WHAT THIS TASK INVOLVES:
Send back every record exactly.

SUPPLIED MATERIAL:
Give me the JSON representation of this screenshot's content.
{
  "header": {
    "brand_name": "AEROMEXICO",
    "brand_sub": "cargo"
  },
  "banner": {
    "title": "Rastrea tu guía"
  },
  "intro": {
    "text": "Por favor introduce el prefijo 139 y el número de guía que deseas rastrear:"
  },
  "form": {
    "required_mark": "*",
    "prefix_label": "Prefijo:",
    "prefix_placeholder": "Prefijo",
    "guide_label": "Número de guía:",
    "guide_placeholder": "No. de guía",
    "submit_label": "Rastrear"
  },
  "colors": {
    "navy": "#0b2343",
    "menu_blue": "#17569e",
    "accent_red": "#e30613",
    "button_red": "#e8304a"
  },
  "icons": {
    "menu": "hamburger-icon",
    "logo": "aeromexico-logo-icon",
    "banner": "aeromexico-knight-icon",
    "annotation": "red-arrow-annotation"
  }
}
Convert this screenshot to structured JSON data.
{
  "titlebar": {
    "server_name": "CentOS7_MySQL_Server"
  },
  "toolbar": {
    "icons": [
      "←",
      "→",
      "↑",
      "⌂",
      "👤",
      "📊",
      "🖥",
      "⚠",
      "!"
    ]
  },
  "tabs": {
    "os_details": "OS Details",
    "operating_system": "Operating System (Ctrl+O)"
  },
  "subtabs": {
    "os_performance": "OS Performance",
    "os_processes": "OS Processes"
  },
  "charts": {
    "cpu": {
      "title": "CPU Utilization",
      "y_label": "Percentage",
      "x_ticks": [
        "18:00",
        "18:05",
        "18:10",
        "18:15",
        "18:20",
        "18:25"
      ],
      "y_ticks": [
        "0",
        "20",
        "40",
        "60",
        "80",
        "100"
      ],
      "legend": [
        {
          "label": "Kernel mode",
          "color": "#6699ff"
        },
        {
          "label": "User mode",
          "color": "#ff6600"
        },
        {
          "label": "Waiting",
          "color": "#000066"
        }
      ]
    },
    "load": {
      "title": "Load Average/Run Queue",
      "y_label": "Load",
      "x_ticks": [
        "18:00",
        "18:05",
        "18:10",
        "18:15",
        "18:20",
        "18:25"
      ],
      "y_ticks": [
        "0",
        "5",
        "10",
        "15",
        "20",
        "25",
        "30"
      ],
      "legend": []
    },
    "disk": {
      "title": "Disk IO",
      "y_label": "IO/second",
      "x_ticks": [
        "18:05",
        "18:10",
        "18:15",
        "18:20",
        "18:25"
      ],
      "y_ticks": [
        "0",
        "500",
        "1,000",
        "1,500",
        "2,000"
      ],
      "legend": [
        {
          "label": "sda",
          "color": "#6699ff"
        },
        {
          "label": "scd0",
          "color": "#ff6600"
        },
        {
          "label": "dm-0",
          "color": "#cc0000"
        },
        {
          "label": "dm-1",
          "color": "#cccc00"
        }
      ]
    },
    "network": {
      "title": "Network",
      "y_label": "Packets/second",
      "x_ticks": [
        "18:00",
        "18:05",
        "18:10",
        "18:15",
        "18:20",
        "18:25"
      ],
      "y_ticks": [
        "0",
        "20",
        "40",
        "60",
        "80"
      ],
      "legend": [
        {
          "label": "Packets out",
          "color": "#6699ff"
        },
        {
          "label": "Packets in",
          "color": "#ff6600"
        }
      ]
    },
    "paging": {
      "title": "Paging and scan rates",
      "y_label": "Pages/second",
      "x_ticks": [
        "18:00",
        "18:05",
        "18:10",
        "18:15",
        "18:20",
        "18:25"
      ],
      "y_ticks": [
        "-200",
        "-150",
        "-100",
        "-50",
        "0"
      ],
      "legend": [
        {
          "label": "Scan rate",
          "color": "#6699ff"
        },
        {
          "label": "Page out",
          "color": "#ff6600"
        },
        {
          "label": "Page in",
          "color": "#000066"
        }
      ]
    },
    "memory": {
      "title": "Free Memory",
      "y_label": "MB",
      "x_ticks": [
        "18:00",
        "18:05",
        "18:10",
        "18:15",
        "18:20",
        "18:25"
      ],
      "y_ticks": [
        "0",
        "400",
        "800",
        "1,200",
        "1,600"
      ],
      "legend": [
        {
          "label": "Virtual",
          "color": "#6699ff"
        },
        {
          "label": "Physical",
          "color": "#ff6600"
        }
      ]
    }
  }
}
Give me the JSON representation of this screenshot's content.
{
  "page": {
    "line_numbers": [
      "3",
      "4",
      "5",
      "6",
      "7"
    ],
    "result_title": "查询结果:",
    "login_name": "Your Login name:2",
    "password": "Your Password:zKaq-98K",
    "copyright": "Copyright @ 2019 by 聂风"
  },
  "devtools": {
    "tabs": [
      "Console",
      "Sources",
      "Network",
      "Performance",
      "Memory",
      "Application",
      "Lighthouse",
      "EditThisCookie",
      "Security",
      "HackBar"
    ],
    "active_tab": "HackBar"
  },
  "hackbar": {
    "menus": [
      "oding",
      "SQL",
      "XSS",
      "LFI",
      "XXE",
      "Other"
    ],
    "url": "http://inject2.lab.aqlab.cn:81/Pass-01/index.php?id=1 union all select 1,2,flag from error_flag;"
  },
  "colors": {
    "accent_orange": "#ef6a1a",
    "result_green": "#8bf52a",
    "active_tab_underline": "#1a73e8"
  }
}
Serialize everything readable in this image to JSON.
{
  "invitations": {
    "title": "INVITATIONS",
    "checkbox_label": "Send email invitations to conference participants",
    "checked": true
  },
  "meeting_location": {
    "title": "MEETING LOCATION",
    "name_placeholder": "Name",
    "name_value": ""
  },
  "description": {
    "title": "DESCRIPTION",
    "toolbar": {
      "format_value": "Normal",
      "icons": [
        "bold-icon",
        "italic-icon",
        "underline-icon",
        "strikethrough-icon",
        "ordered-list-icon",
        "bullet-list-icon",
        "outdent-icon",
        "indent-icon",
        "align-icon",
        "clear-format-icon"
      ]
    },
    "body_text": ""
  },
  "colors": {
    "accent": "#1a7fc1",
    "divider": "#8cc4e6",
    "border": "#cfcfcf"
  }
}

TASK RESULT:
Give me the JSON representation of this screenshot's content.
{
  "header": {
    "brand_name": "AEROMEXICO",
    "brand_sub": "cargo"
  },
  "banner": {
    "title": "Rastrea tu guía"
  },
  "intro": {
    "text": "Por favor introduce el prefijo 139 y el número de guía que deseas rastrear:"
  },
  "form": {
    "required_mark": "*",
    "prefix_label": "Prefijo:",
    "prefix_placeholder": "Prefijo",
    "guide_label": "Número de guía:",
    "guide_placeholder": "No. de guía",
    "submit_label": "Rastrear"
  },
  "colors": {
    "navy": "#0b2343",
    "menu_blue": "#17569e",
    "accent_red": "#e30613",
    "button_red": "#e8304a"
  },
  "icons": {
    "menu": "hamburger-icon",
    "logo": "aeromexico-logo-icon",
    "banner": "aeromexico-knight-icon",
    "annotation": "red-arrow-annotation"
  }
}
Convert this screenshot to structured JSON data.
{
  "titlebar": {
    "server_name": "CentOS7_MySQL_Server"
  },
  "toolbar": {
    "icons": [
      "←",
      "→",
      "↑",
      "⌂",
      "👤",
      "📊",
      "🖥",
      "⚠",
      "!"
    ]
  },
  "tabs": {
    "os_details": "OS Details",
    "operating_system": "Operating System (Ctrl+O)"
  },
  "subtabs": {
    "os_performance": "OS Performance",
    "os_processes": "OS Processes"
  },
  "charts": {
    "cpu": {
      "title": "CPU Utilization",
      "y_label": "Percentage",
      "x_ticks": [
        "18:00",
        "18:05",
        "18:10",
        "18:15",
        "18:20",
        "18:25"
      ],
      "y_ticks": [
        "0",
        "20",
        "40",
        "60",
        "80",
        "100"
      ],
      "legend": [
        {
          "label": "Kernel mode",
          "color": "#6699ff"
        },
        {
          "label": "User mode",
          "color": "#ff6600"
        },
        {
          "label": "Waiting",
          "color": "#000066"
        }
      ]
    },
    "load": {
      "title": "Load Average/Run Queue",
      "y_label": "Load",
      "x_ticks": [
        "18:00",
        "18:05",
        "18:10",
        "18:15",
        "18:20",
        "18:25"
      ],
      "y_ticks": [
        "0",
        "5",
        "10",
        "15",
        "20",
        "25",
        "30"
      ],
      "legend": []
    },
    "disk": {
      "title": "Disk IO",
      "y_label": "IO/second",
      "x_ticks": [
        "18:05",
        "18:10",
        "18:15",
        "18:20",
        "18:25"
      ],
      "y_ticks": [
        "0",
        "500",
        "1,000",
        "1,500",
        "2,000"
      ],
      "legend": [
        {
          "label": "sda",
          "color": "#6699ff"
        },
        {
          "label": "scd0",
          "color": "#ff6600"
        },
        {
          "label": "dm-0",
          "color": "#cc0000"
        },
        {
          "label": "dm-1",
          "color": "#cccc00"
        }
      ]
    },
    "network": {
      "title": "Network",
      "y_label": "Packets/second",
      "x_ticks": [
        "18:00",
        "18:05",
        "18:10",
        "18:15",
        "18:20",
        "18:25"
      ],
      "y_ticks": [
        "0",
        "20",
        "40",
        "60",
        "80"
      ],
      "legend": [
        {
          "label": "Packets out",
          "color": "#6699ff"
        },
        {
          "label": "Packets in",
          "color": "#ff6600"
        }
      ]
    },
    "paging": {
      "title": "Paging and scan rates",
      "y_label": "Pages/second",
      "x_ticks": [
        "18:00",
        "18:05",
        "18:10",
        "18:15",
        "18:20",
        "18:25"
      ],
      "y_ticks": [
        "-200",
        "-150",
        "-100",
        "-50",
        "0"
      ],
      "legend": [
        {
          "label": "Scan rate",
          "color": "#6699ff"
        },
        {
          "label": "Page out",
          "color": "#ff6600"
        },
        {
          "label": "Page in",
          "color": "#000066"
        }
      ]
    },
    "memory": {
      "title": "Free Memory",
      "y_label": "MB",
      "x_ticks": [
        "18:00",
        "18:05",
        "18:10",
        "18:15",
        "18:20",
        "18:25"
      ],
      "y_ticks": [
        "0",
        "400",
        "800",
        "1,200",
        "1,600"
      ],
      "legend": [
        {
          "label": "Virtual",
          "color": "#6699ff"
        },
        {
          "label": "Physical",
          "color": "#ff6600"
        }
      ]
    }
  }
}
Give me the JSON representation of this screenshot's content.
{
  "page": {
    "line_numbers": [
      "3",
      "4",
      "5",
      "6",
      "7"
    ],
    "result_title": "查询结果:",
    "login_name": "Your Login name:2",
    "password": "Your Password:zKaq-98K",
    "copyright": "Copyright @ 2019 by 聂风"
  },
  "devtools": {
    "tabs": [
      "Console",
      "Sources",
      "Network",
      "Performance",
      "Memory",
      "Application",
      "Lighthouse",
      "EditThisCookie",
      "Security",
      "HackBar"
    ],
    "active_tab": "HackBar"
  },
  "hackbar": {
    "menus": [
      "oding",
      "SQL",
      "XSS",
      "LFI",
      "XXE",
      "Other"
    ],
    "url": "http://inject2.lab.aqlab.cn:81/Pass-01/index.php?id=1 union all select 1,2,flag from error_flag;"
  },
  "colors": {
    "accent_orange": "#ef6a1a",
    "result_green": "#8bf52a",
    "active_tab_underline": "#1a73e8"
  }
}
Serialize everything readable in this image to JSON.
{
  "invitations": {
    "title": "INVITATIONS",
    "checkbox_label": "Send email invitations to conference participants",
    "checked": true
  },
  "meeting_location": {
    "title": "MEETING LOCATION",
    "name_placeholder": "Name",
    "name_value": ""
  },
  "description": {
    "title": "DESCRIPTION",
    "toolbar": {
      "format_value": "Normal",
      "icons": [
        "bold-icon",
        "italic-icon",
        "underline-icon",
        "strikethrough-icon",
        "ordered-list-icon",
        "bullet-list-icon",
        "outdent-icon",
        "indent-icon",
        "align-icon",
        "clear-format-icon"
      ]
    },
    "body_text": ""
  },
  "colors": {
    "accent": "#1a7fc1",
    "divider": "#8cc4e6",
    "border": "#cfcfcf"
  }
}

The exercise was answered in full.